> _Action item_
Within the entries that follow, show each line where the word "CINEMA" occurs.

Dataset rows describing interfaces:
------------

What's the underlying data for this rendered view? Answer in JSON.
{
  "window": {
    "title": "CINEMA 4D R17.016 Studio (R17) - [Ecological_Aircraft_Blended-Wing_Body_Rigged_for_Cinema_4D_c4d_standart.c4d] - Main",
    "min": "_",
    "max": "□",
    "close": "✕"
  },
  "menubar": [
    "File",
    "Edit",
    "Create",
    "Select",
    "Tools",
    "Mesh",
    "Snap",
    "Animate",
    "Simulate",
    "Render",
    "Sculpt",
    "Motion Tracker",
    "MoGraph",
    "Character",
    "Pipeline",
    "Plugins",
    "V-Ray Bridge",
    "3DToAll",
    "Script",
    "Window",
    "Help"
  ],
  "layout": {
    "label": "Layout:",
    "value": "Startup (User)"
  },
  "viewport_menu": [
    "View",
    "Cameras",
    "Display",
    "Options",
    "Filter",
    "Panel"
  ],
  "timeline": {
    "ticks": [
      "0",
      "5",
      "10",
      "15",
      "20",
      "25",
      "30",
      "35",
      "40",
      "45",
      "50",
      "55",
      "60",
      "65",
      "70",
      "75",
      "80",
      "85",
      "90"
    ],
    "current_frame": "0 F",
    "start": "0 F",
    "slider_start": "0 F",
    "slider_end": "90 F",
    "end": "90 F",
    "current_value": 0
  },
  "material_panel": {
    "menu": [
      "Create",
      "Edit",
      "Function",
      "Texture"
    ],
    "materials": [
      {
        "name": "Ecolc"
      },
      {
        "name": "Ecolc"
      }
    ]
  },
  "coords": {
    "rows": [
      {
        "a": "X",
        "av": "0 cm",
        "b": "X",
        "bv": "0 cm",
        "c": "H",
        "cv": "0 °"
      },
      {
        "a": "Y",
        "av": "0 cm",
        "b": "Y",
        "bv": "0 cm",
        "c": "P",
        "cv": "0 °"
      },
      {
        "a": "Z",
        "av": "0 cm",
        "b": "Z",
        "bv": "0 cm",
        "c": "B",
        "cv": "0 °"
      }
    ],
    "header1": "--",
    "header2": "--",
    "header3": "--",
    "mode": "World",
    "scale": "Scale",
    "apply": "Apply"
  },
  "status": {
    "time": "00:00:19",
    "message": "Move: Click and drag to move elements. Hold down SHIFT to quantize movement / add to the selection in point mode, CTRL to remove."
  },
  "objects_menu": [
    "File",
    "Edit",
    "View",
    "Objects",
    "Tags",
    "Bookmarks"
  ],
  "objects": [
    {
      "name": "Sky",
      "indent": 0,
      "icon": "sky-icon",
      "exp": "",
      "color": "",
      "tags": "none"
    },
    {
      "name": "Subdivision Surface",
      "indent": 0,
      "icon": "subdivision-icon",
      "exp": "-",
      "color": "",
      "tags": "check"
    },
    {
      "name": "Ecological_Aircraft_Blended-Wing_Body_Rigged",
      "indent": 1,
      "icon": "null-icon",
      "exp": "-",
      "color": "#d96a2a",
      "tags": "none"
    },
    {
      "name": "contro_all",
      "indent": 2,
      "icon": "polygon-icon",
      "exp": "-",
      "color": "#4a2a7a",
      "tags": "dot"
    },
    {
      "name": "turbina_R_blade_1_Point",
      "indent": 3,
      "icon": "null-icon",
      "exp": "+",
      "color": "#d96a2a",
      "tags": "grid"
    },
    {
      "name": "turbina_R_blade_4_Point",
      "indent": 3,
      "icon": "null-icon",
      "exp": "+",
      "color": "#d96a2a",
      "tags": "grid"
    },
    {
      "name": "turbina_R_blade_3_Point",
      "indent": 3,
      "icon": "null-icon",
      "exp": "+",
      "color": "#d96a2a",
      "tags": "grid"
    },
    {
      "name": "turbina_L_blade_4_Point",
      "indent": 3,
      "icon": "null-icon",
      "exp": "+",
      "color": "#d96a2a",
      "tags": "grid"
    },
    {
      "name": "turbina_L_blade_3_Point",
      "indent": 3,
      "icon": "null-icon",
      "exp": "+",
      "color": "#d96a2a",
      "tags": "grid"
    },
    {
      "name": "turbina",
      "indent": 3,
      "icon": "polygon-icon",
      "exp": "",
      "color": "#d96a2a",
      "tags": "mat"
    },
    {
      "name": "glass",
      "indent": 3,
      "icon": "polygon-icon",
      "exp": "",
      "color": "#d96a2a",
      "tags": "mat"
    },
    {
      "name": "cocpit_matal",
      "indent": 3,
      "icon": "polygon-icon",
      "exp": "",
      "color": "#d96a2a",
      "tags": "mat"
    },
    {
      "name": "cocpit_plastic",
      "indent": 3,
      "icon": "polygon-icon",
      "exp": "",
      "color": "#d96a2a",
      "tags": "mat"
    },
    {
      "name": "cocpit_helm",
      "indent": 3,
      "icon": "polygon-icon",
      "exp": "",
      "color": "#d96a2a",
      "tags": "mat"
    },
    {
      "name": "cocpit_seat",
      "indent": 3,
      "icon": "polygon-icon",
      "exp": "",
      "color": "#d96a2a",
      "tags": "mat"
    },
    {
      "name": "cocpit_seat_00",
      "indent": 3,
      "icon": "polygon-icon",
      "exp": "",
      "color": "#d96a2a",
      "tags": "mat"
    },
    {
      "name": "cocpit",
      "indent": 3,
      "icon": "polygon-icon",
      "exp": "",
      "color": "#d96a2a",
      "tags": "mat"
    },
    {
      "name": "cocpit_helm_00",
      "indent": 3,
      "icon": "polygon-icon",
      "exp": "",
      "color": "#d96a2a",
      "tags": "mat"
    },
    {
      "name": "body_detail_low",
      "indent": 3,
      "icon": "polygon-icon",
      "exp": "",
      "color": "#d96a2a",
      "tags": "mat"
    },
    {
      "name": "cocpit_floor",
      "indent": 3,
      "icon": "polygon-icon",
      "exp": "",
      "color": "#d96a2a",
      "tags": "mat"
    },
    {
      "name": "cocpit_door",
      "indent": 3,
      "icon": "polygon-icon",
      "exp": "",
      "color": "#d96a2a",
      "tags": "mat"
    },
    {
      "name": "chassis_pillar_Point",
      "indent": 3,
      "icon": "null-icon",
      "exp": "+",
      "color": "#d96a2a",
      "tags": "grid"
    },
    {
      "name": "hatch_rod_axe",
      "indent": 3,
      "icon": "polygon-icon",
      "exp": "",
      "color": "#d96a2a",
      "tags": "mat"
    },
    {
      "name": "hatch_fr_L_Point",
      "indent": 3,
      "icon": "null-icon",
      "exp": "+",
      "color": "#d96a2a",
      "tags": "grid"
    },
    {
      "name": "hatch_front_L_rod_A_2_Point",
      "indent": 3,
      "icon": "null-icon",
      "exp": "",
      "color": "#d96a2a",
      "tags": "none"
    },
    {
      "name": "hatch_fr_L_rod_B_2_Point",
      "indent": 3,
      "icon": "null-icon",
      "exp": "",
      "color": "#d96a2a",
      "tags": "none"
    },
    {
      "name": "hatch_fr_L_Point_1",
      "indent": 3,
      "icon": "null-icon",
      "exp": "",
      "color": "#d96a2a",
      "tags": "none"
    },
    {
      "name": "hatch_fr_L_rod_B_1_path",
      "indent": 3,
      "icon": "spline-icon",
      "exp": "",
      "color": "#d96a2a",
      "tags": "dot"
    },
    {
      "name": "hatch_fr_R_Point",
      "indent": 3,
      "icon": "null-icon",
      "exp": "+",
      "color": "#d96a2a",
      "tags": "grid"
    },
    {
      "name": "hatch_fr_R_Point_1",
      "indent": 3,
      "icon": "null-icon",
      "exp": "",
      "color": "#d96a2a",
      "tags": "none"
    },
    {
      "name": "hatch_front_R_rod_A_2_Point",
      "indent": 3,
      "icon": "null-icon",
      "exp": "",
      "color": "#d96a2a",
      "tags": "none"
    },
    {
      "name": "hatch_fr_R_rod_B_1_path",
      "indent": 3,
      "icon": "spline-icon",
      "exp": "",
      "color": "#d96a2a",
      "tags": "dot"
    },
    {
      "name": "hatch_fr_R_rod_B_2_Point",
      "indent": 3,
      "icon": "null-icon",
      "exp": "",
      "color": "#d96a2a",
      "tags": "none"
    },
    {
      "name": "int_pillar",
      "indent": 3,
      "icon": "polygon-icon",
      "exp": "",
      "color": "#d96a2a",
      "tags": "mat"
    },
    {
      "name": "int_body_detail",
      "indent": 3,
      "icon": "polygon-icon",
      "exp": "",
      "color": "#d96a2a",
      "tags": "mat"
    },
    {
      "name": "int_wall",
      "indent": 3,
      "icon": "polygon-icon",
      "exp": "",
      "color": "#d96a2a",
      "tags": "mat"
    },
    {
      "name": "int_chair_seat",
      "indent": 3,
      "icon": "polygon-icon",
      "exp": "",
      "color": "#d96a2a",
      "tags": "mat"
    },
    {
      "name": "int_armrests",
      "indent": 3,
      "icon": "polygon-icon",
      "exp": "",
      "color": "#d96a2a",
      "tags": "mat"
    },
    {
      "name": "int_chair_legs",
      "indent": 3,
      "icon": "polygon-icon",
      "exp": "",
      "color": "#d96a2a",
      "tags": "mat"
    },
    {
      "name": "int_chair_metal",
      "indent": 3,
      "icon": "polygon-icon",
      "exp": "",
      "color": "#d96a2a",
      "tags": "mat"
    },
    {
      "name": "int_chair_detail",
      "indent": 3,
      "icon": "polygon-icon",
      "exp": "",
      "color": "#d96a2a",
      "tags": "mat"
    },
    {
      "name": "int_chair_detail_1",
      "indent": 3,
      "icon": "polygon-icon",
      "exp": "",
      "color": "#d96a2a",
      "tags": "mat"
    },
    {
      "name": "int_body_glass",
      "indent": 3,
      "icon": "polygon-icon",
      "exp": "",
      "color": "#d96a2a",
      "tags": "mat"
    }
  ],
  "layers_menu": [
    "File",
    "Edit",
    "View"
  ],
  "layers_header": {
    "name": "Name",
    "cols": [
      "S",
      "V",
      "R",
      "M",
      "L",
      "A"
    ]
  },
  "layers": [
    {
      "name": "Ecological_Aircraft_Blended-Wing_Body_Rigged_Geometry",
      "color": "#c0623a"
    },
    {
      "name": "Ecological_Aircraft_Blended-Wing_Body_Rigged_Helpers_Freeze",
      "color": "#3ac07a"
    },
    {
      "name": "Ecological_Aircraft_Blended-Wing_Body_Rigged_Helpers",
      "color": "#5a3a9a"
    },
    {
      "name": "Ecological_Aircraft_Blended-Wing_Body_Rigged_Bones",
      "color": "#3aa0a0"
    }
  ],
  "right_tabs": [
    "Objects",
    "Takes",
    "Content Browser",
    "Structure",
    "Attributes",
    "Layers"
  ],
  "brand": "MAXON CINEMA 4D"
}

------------

> _Task output_
    "title": "CINEMA 4D R17.016 Studio (R17) - [Ecological_Aircraft_Blended-Wing_Body_Rigged_for_Cinema_4D_c4d_standart.c4d] - Main",
  "brand": "MAXON CINEMA 4D"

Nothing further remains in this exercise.